(Your assignment): Identify all lines of the data containing the string "have" and copy them.

(Data to process):
▬▬▬

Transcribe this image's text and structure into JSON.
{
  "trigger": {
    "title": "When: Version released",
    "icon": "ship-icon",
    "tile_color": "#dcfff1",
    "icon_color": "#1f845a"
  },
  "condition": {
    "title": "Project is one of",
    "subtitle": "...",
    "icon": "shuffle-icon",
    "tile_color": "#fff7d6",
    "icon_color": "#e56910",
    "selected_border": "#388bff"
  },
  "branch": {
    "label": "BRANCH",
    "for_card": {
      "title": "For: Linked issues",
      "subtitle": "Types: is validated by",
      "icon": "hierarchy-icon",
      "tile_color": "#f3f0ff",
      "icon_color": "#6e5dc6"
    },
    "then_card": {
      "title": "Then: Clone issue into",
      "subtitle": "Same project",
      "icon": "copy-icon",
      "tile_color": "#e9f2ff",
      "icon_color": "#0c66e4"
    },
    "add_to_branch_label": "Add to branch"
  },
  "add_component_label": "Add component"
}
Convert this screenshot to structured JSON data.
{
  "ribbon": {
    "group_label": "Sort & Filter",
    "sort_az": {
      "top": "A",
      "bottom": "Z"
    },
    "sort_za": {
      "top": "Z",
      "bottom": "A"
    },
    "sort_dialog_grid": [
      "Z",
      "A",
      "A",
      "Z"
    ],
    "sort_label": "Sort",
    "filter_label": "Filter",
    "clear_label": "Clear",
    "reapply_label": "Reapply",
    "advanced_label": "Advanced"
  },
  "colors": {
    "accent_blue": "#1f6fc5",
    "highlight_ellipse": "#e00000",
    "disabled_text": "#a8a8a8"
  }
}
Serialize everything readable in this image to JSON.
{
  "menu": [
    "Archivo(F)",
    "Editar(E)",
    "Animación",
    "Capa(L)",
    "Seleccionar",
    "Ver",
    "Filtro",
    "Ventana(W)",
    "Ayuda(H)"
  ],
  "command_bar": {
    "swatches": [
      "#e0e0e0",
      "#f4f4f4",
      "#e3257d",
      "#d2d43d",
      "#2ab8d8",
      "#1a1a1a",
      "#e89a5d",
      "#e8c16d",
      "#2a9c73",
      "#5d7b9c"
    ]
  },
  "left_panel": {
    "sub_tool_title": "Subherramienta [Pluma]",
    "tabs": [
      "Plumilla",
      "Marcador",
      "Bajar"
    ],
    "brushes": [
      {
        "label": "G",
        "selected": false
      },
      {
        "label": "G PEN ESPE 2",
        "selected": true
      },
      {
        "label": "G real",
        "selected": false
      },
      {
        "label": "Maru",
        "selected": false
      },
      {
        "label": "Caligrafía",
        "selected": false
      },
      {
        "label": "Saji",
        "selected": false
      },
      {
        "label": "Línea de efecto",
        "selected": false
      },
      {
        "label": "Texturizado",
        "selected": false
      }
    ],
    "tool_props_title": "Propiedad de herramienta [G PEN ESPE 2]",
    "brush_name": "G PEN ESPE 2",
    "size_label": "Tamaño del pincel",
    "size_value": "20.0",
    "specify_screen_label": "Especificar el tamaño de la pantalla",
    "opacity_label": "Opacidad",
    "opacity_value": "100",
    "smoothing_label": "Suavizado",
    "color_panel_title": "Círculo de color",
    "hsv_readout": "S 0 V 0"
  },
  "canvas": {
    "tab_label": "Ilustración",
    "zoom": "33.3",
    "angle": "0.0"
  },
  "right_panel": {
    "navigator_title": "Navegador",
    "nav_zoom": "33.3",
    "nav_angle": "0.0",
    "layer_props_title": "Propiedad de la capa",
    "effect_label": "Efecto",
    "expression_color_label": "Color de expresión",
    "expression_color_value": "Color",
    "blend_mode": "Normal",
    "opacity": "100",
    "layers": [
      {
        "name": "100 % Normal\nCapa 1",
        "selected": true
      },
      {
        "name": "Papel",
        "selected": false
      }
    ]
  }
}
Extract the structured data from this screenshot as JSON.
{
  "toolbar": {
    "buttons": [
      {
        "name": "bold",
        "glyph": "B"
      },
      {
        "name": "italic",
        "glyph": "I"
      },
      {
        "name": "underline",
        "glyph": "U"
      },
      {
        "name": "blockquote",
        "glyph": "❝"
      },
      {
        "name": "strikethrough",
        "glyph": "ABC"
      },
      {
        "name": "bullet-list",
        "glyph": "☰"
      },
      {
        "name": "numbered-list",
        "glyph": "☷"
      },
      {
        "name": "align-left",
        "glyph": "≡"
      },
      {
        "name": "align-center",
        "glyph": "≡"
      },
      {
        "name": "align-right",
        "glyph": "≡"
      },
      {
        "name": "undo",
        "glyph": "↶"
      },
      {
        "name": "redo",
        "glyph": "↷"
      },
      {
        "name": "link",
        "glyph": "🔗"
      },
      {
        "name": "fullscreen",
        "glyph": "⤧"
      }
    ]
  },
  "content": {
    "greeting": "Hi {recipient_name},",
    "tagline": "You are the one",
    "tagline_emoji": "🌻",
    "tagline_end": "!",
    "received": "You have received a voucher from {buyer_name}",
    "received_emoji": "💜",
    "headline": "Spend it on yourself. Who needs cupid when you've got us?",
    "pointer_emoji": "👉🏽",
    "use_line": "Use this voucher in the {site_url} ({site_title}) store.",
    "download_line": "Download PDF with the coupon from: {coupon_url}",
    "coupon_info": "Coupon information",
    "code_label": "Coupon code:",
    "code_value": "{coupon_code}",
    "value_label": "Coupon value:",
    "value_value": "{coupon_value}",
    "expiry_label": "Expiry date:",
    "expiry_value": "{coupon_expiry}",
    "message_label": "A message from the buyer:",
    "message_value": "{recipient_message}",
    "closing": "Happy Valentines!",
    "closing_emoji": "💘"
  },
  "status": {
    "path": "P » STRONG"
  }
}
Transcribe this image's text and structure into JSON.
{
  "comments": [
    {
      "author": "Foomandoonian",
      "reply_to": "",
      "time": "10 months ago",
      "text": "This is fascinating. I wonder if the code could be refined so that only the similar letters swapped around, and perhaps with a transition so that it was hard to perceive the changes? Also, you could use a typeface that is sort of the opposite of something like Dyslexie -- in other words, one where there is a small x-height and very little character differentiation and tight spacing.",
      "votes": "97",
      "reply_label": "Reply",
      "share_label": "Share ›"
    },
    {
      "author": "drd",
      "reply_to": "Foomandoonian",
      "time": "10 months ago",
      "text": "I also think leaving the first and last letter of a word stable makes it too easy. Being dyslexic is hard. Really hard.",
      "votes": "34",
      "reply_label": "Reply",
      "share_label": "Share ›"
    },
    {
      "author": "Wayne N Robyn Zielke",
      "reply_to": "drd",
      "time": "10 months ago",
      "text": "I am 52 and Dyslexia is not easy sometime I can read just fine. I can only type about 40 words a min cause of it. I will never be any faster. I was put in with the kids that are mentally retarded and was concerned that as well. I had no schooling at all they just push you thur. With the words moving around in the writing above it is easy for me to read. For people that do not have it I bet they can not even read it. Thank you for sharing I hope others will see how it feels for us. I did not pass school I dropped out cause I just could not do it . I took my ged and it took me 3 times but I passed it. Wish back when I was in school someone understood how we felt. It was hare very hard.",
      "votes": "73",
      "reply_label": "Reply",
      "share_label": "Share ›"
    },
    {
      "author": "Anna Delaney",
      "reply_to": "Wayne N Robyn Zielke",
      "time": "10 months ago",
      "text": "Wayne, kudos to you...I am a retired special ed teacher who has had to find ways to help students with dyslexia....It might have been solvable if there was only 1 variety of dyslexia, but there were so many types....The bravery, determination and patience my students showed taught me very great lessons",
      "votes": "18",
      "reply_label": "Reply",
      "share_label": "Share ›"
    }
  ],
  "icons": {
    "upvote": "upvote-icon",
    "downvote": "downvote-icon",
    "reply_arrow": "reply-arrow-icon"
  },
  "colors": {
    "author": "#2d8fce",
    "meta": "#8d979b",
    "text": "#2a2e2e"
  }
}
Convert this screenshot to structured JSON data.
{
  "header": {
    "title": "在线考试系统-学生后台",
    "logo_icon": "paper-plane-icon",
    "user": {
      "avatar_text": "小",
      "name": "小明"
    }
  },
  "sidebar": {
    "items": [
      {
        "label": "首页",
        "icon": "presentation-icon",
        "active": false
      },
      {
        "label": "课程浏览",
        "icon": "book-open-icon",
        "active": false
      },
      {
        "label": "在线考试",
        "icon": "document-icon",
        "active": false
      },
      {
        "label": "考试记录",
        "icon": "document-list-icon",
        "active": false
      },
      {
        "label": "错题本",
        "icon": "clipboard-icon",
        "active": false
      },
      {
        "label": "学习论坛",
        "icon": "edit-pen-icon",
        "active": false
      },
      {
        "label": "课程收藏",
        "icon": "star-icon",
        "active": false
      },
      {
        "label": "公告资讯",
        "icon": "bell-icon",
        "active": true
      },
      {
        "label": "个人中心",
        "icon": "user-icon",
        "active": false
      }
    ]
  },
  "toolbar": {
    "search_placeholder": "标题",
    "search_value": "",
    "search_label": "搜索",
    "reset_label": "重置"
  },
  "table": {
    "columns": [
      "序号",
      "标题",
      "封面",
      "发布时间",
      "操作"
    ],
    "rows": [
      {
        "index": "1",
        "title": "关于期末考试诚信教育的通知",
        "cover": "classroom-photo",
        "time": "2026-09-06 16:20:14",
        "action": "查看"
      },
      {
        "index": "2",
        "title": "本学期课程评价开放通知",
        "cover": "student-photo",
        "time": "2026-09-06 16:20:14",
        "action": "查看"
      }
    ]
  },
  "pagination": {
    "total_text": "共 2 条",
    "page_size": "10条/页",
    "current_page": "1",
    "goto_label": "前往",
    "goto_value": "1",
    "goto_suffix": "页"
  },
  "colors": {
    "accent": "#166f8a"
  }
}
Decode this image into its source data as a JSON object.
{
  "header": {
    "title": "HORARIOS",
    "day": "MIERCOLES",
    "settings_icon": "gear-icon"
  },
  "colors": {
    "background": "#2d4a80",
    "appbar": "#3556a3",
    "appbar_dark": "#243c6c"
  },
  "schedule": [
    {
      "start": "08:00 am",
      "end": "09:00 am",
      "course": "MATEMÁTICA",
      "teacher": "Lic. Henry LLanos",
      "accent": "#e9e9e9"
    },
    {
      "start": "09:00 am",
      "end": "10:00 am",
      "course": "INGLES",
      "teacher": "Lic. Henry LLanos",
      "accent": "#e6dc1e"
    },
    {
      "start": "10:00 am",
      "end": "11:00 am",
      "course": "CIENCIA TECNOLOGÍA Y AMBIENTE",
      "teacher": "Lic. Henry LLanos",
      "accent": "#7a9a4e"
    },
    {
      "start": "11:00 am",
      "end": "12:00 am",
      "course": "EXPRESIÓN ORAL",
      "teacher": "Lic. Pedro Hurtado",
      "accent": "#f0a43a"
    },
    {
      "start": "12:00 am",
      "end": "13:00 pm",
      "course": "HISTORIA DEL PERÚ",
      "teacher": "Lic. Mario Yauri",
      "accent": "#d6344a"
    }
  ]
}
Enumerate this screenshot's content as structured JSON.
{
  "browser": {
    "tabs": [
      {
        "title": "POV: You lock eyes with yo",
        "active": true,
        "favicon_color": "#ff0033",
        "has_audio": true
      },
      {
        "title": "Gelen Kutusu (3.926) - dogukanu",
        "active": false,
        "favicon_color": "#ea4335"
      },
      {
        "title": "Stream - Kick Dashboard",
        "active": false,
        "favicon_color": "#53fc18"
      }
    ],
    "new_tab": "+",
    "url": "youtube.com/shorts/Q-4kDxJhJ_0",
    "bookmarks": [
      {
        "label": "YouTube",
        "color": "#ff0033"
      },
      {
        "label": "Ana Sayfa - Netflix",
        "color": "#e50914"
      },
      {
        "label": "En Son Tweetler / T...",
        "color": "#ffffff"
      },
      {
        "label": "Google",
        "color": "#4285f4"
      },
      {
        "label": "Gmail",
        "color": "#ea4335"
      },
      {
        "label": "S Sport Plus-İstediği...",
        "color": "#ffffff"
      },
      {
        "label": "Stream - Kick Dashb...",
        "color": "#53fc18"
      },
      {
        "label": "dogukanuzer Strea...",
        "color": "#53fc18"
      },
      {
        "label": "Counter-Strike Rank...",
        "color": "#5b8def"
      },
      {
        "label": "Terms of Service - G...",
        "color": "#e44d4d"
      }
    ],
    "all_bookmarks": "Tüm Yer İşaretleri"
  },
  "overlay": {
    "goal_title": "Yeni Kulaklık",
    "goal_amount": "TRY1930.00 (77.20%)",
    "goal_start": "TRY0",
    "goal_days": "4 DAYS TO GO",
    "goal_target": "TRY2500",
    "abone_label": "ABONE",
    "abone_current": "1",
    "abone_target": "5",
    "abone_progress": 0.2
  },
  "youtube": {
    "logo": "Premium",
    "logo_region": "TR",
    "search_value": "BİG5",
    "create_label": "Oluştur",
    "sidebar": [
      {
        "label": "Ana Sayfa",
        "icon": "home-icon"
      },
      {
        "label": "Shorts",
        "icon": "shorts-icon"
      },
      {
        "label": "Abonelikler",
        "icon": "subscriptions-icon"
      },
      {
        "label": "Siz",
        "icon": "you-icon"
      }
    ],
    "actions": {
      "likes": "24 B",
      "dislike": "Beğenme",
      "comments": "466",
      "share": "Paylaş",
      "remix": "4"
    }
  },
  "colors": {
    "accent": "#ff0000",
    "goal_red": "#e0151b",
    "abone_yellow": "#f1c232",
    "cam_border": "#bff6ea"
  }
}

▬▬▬

(Answer to this problem):
    "received": "You have received a voucher from {buyer_name}",
      "text": "I am 52 and Dyslexia is not easy sometime I can read just fine. I can only type about 40 words a min cause of it. I will never be any faster. I was put in with the kids that are mentally retarded and was concerned that as well. I had no schooling at all they just push you thur. With the words moving around in the writing above it is easy for me to read. For people that do not have it I bet they can not even read it. Thank you for sharing I hope others will see how it feels for us. I did not pass school I dropped out cause I just could not do it . I took my ged and it took me 3 times but I passed it. Wish back when I was in school someone understood how we felt. It was hare very hard.",
      "text": "Wayne, kudos to you...I am a retired special ed teacher who has had to find ways to help students with dyslexia....It might have been solvable if there was only 1 variety of dyslexia, but there were so many types....The bravery, determination and patience my students showed taught me very great lessons",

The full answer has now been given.